Scout, now going by Jean Louise, is returning to Maycomb after a prolonged absence. Delighted to be back, she throws herself headfirst into the town with her old friend and potential fiancé Henry. Torn between her independence and Henry’s insistent proposals, she remembers formative experiences she has had in the town, before uncovering some distasteful secrets about her own family.
These memoir-esque flashback scenes are a great way to spend more time with Calpurnia and Jem, but Dill is not so present, as much of the flashbacks take place during term-time. Although providing back-story for Jean Louise and Henry, they can at times feel like a diversion, and a chance to tell what is probably a humorous and oft-recounted family tale. In some ways, the book feels like a series of great anecdotes that are held together by a politically charged narrative that allows Lee to make her feelings known, and speak out against the worrying aspects she was seeing in her old town as she visited her ailing father. Just like with Mockingbird, much of the book is based directly on her own life and experiences, and we see reality creeping in to Maycomb.
It’s often said that people get more right wing as they get older, and that certainly seems to be the case with Atticus Finch – at least on the surface. Atticus has often been seen as a perfect man, kind, fair and a poster boy for race relations. What Watchman does is strip away that childhood innocence and reveal a more 3D and flawed version of the man. As of Watchman, he is starting to socialise with unsavoury people, even going as far as to attend a racially-charged rally and holds awful pamphlets in with his stack of papers. This sends both the reader and Jean Louise reeling, and it’s only her intellectual uncle who can try to help us understand how a kind man could get involved in such an awful thing.
While To Kill A Mockingbird was a naive look at “the old south” and racial tensions from the viewpoint of a child, Go Set A Watchman tackles those problems straight on, during a massive period of change at the beginning of the social rights movement. It’s much more nuanced and complex than Mockingbird‘s simple and universal approach – and as much about the state vs. government and the shadow of history as it is about racism and segregation. Although written over fifty years ago, those same worries that tormented Lee are rearing their head again today, as we see people once again picking up the Confederate Flag as a symbol of the past and then holding it aloft amidst the fallout of atrocities like the Charleston shooting.
If To Kill A Mockingbird is mostly a book about idealism and a loss of innocence, Go Set A Watchman is about disillusionment. Has the town and Atticus changed so much, or has she grown up and away? Will she walk away from them all, or help them find the right way into the new world?
There are some brilliant lines and vivid descriptions to latch on to – even in the third person Jean Louise’s wit and humour follows those familiar Scout-ish patterns and Lee’s prose is as lush and imaginative as ever.
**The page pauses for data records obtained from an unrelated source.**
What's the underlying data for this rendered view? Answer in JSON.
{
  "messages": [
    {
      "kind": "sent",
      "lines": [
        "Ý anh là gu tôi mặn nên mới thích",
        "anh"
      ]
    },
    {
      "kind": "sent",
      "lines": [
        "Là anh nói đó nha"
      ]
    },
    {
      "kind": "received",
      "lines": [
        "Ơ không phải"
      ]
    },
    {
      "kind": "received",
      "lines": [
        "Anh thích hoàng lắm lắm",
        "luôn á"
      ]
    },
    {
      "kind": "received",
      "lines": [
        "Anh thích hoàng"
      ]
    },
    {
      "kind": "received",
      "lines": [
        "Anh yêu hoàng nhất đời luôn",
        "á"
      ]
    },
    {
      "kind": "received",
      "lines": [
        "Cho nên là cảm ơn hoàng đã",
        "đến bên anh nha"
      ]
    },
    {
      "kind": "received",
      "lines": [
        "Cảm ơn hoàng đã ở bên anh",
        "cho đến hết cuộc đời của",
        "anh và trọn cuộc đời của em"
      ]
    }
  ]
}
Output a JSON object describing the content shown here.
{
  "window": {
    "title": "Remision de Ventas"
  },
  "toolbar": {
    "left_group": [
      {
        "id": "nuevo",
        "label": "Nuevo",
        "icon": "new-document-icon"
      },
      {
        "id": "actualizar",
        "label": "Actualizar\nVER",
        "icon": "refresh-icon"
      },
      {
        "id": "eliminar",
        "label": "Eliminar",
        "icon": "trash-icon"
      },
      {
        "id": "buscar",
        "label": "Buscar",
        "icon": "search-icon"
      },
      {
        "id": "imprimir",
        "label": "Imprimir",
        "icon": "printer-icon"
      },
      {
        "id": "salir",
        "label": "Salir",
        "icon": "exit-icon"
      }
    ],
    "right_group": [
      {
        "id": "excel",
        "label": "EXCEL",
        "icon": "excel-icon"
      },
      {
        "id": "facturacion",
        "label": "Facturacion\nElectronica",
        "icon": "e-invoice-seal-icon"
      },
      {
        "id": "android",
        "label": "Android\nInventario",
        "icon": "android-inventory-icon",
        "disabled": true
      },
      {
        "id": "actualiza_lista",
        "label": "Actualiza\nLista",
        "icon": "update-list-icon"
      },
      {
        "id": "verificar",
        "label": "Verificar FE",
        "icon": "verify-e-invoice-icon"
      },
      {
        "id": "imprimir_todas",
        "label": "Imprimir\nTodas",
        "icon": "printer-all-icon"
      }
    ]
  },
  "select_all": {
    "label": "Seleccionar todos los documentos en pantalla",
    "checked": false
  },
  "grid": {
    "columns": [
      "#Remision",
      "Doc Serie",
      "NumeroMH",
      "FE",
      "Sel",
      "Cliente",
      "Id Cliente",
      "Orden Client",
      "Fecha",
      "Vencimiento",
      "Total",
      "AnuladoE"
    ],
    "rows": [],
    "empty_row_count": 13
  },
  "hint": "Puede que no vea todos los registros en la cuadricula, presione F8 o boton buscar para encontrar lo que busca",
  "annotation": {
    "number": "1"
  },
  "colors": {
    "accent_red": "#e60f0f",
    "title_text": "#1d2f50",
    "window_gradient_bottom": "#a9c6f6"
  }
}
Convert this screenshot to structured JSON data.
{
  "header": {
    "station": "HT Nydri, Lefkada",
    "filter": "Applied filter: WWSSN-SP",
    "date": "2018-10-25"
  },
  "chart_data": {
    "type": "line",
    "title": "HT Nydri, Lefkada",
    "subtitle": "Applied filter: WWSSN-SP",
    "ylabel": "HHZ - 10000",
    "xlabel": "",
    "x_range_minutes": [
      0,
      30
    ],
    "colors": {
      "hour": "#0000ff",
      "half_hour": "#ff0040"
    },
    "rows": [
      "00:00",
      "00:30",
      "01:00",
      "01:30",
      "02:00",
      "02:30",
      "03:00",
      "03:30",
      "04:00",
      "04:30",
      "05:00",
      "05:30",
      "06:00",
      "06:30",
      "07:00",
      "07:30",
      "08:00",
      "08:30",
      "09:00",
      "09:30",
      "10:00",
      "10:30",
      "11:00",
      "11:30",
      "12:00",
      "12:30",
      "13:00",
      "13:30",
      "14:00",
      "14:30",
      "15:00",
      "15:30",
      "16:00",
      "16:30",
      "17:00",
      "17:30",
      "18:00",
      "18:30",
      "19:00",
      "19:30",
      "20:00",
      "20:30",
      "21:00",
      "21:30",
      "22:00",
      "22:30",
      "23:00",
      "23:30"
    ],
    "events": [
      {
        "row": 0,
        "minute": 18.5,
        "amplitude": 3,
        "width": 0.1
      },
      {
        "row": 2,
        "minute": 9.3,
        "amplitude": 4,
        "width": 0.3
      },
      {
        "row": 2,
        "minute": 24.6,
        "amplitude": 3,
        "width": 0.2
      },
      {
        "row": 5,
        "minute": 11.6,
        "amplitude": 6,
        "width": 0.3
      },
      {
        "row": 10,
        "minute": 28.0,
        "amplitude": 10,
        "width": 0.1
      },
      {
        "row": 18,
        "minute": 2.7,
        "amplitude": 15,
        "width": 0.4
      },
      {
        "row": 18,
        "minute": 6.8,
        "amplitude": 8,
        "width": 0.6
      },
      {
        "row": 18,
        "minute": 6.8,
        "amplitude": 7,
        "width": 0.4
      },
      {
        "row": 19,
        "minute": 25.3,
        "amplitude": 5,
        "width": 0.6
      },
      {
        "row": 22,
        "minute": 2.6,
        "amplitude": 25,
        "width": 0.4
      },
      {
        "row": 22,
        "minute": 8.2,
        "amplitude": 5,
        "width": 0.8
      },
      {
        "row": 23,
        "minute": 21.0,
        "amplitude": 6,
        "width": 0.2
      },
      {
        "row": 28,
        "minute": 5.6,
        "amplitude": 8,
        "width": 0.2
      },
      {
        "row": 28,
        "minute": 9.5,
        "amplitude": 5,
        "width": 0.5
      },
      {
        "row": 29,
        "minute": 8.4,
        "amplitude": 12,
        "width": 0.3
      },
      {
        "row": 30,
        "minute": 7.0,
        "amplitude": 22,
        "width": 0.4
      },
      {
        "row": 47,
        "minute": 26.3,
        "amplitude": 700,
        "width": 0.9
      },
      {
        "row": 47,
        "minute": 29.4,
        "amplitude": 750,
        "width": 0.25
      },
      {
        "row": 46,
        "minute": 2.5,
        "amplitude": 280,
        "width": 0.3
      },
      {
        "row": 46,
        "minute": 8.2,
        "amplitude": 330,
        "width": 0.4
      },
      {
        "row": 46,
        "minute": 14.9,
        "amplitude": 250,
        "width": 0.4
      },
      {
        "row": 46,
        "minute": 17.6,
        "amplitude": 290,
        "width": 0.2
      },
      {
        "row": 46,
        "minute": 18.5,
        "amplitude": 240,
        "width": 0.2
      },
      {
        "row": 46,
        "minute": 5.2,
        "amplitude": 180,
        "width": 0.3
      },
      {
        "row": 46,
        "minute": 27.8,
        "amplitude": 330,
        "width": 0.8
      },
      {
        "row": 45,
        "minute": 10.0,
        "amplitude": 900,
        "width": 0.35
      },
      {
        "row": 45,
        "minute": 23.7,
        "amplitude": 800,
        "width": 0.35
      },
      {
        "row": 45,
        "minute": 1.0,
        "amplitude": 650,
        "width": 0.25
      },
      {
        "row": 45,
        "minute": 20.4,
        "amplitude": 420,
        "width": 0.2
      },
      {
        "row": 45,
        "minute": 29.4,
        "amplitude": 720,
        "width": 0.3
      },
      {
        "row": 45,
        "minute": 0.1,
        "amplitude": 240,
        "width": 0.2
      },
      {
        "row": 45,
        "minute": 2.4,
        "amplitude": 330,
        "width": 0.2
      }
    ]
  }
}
What also sets Watchman apart from Mockingbird is its continual evolution of Louise’s individuality and desire to be more than just a “southern lady.” While Scout was always a tomboy in Mockingbird, in Watchman we this manifesting in Jean Louise as a more constant struggle between her desires in life and society’s expectations to marry and make a home. Her attempts to sit through the banal baby and husband chatter at a “coffee” thrown in her honour are a highlight, as well as her spirited discussions with Henry about the future.
As a historical document, it’s a priceless behind the scenes look at the seed that will turn into a Pulitzer winning novel, and a young author flexing her literary muscles in an extended form for the first time. It’s sure to provide a lot for book groups to chew over, and fans of Mockingbird should not be put off by the tarnishing of their sacred idols. More Harper Lee can only be a good thing.